Working for a secure future for Dorset’s wildlife enriching the quality of life
Dorset Wildlife Trust works to champion wildlife and natural places, to engage and inspire people and to promote sustainable living. Founded in 1961, DWT is now the largest voluntary nature conservation organisation in Dorset, with over 25,000 members and over 40 nature reserves. Most are open daily and there are visitor centres providing a wealth of wildlife information at Brooklands Farm, Lorton Meadows, Kingcombe Meadows and Brownsea Island Nature Reserves, The Purbeck Marine Wildlife Reserve and the Urban Wildlife Centre at Upton Heath Nature Reserve. DWT plays a key role in dealing with local environmental issues and leads the way in establishing the practices of sustainable development and engaging new audiences in conservation, particularly in the urban areas.
Nick Tomlinson joins Dorset Wildlife Trust

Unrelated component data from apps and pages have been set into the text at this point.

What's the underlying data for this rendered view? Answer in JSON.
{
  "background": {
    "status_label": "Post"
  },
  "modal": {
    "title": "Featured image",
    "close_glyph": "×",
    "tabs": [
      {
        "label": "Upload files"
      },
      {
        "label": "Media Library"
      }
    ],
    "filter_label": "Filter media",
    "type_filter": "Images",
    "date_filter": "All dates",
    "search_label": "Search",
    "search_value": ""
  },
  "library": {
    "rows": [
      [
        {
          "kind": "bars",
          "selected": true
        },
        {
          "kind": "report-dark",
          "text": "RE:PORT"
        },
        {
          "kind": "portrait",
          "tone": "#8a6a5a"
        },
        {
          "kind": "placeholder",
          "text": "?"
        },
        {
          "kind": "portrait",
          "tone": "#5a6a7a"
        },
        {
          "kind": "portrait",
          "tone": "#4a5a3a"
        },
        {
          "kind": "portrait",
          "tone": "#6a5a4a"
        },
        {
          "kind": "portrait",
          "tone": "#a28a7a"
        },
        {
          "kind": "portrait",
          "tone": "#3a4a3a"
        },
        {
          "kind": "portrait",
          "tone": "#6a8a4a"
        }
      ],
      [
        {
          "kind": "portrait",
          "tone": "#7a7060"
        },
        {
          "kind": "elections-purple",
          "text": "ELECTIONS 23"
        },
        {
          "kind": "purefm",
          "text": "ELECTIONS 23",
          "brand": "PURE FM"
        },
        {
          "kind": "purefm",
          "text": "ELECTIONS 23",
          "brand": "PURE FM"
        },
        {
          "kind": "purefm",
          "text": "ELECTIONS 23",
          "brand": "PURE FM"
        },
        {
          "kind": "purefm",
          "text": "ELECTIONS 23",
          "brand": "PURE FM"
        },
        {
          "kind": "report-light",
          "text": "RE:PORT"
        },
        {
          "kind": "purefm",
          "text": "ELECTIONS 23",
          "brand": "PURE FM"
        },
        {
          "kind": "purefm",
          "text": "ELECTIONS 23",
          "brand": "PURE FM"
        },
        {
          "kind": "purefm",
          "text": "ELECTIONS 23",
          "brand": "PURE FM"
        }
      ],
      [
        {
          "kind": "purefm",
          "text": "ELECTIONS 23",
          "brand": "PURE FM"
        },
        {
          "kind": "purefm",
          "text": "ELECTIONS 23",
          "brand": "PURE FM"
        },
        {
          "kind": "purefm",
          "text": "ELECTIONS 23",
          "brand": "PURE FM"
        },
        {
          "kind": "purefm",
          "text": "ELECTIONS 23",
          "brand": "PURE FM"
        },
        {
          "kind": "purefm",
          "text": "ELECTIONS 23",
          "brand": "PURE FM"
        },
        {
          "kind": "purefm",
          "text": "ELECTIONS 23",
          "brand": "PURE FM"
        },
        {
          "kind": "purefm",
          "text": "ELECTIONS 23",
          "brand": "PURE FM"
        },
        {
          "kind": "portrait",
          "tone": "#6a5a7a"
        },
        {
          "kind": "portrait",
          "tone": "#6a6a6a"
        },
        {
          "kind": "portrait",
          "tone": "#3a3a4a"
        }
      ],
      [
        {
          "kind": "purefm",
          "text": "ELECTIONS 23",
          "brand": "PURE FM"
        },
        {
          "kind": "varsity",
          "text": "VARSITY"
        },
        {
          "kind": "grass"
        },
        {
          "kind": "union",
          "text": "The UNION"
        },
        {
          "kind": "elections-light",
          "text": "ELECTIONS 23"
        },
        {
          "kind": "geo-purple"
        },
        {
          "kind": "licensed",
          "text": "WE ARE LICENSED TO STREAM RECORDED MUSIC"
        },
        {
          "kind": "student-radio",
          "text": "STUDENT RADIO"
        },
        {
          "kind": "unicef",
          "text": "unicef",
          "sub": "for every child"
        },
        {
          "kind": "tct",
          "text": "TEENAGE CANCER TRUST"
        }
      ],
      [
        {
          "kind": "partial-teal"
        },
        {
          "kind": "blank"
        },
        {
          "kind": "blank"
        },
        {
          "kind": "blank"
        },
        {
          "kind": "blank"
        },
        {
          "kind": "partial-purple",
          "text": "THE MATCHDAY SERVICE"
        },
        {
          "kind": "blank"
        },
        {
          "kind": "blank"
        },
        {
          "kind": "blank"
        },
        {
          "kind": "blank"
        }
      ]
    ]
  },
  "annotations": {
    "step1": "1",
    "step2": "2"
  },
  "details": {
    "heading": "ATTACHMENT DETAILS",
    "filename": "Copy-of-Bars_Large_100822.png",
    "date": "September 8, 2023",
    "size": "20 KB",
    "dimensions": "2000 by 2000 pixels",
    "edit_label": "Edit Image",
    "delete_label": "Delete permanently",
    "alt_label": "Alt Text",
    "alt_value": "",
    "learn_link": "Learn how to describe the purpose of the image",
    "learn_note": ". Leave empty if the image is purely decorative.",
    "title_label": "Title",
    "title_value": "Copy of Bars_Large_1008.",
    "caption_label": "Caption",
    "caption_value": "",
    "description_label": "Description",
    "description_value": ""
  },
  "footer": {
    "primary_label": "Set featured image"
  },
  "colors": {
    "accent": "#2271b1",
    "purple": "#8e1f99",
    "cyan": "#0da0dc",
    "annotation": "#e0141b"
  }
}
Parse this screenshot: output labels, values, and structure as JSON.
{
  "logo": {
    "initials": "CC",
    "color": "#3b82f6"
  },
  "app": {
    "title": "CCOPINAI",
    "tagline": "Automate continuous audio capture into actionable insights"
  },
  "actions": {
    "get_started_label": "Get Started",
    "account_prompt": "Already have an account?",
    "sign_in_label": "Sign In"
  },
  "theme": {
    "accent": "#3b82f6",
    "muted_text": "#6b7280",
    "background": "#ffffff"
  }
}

Photo by Nicky Hoar
Kingcombe Meadows nature reserve
Photo by Nicky Hoar